Video Control takes us backstage where Ogawa and Hashimoto debate tactics against the Monster Army. Ogawa is wearing a t-shirt that reads “I’m chicken”.
Dan Bobish vs. The Predator
Sylvester Terkay’s push continues. Bobish, like everyone from this era, is an MMA fighter. He’s 9-6 at this point but would retire three years later with a more impressive 17-9 career. He’s had less than 30 pro wrestling matches and it shows. Terkay, as I’ve mentioned before, isn’t particularly good. There is a slim chance that he can carry the match by just calling it in the ring and controlling Bobish’s positioning. Unlike Terkay’s previous outing they at least keep it basic so there are no mistakes but it’s just dull. Terkay wins and everyone can go on about their lives.
Final Rating: *3/4
Kevin Randleman & Mark Coleman vs. Shinya Hashimoto & Toshiaki Kawada
Tosh & Hash! The ultimate crossover dream team.
If you go to Cagematch and look up the HUSTLE match guide there is one solitary match in it; this one! Meltzer went ***1/2 on it. The ‘when world’s collide’ element of the set up (NJPW & AJPW vs. MMA) must have been too intriguing for Meltzer to stay away back in the day. Hashimoto’s mentality in this is a joy to behold. He’s so surly and irritable. Everything Mark Coleman does seem to wind him up. Kawada on the other hand is ready for war and ready to trade as he needs to. His heart isn’t in it like Hash’s. Both shooters encounter issues with calling it in the ring and hesitate during strike exchanges. Hash doesn’t help, threatening to get into a scrap with Coleman, but never following through. It leaves the match feeling hollow. Once the novelty factor has worn off the holes start to show. Kawada is the exception. When he switches through the gears he’s still really special. His strikes feel important and him booting Coleman square in the face gets a big reaction. The sequences of Kawada striking it out with Coleman are easily the best thing about the match. Especially as he digs deep and kicks his way to prominence. The Hashimoto sequences are less good and focused on the heels working over his injured shoulder. There is a super lame finish where Randleman is laying knees into Hashimoto’s shoulder and the ref stops it. The Kawada-Coleman sequences in this were fucking incredible. More Kawada please!
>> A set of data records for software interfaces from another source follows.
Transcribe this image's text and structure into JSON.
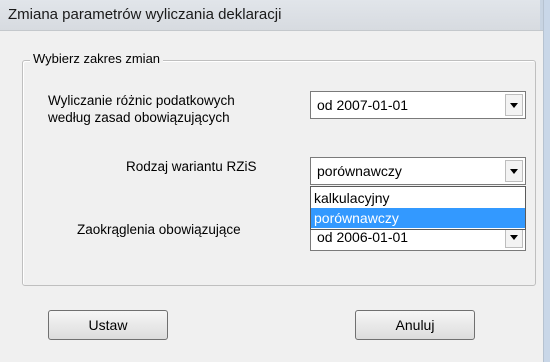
{
  "window": {
    "title": "Zmiana parametrów wyliczania deklaracji"
  },
  "group": {
    "legend": "Wybierz zakres zmian",
    "row1": {
      "label_line1": "Wyliczanie różnic podatkowych",
      "label_line2": "według zasad obowiązujących",
      "value": "od 2007-01-01"
    },
    "row2": {
      "label": "Rodzaj wariantu RZiS",
      "value": "porównawczy",
      "options": [
        "kalkulacyjny",
        "porównawczy"
      ],
      "selected_index": 1
    },
    "row3": {
      "label": "Zaokrąglenia obowiązujące",
      "value": "od 2006-01-01"
    }
  },
  "buttons": {
    "set": "Ustaw",
    "cancel": "Anuluj"
  },
  "colors": {
    "selection": "#3399ff",
    "titlebar": "#dfe3e8"
  }
}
Final Rating: ***1/2
Naoya Ogawa vs. Matt Ghaffari
Do you think perhaps they tried to book someone else for this show and it fell through? I find it hard to believe that first choice was Iranian born US Olympian Matt Ghaffari. They do have a history as Ogawa inflicted Ghaffari’s only MMA loss (he was 0-1 career). So here’s Ghaffari, so hell bent on revenge, he’s in HUSTLE to challenge Ogawa. Ghaffari went to the same Olympic Games as Kurt Angle, at a different weight class, and won a silver. He does have a pedigree but he’s not a pro wrestler. He wrestled for Zero1 (naturally) the previous year but he’s not experienced enough to be in a main event.
Luckily Takada thinks Ghaffari isn’t ready too and derails the whole thing with a big old promo. The entire Monster Army attacks Ogawa, who he fends off with STOs, until the weight of numbers is too much. Specifically Silva’s weight. Ghaffari hits a splash and that’s it. Ghaffari, who only had to do one thing, could barely do that and never wrestled again.
Final Rating: -**
HUSTLE-2 is the auteur’s difficult second movie. The concept switches gears and suffers for it. They are still aping WWE but at this point are aping the Corporate Ministry and I don’t have time for that.
So this whole business leads to Ogawa vs Silva right? Nope; Ogawa & Hashimoto vs. Kevin Nash & Scott Hall. Which makes me think they couldn’t get their big star foreigner here. Mick Foley vs. Toshiaki Kawada on HUSTLE-3 too, so already all is forgiven for this unfortunate mis-hit.
In defence of HUSTLE-2 most of the undercard is ok and the more Kawada I get to experience the better. Kawada would be a regular feature on HUSTLE shows until almost the end. I am excited to see him work.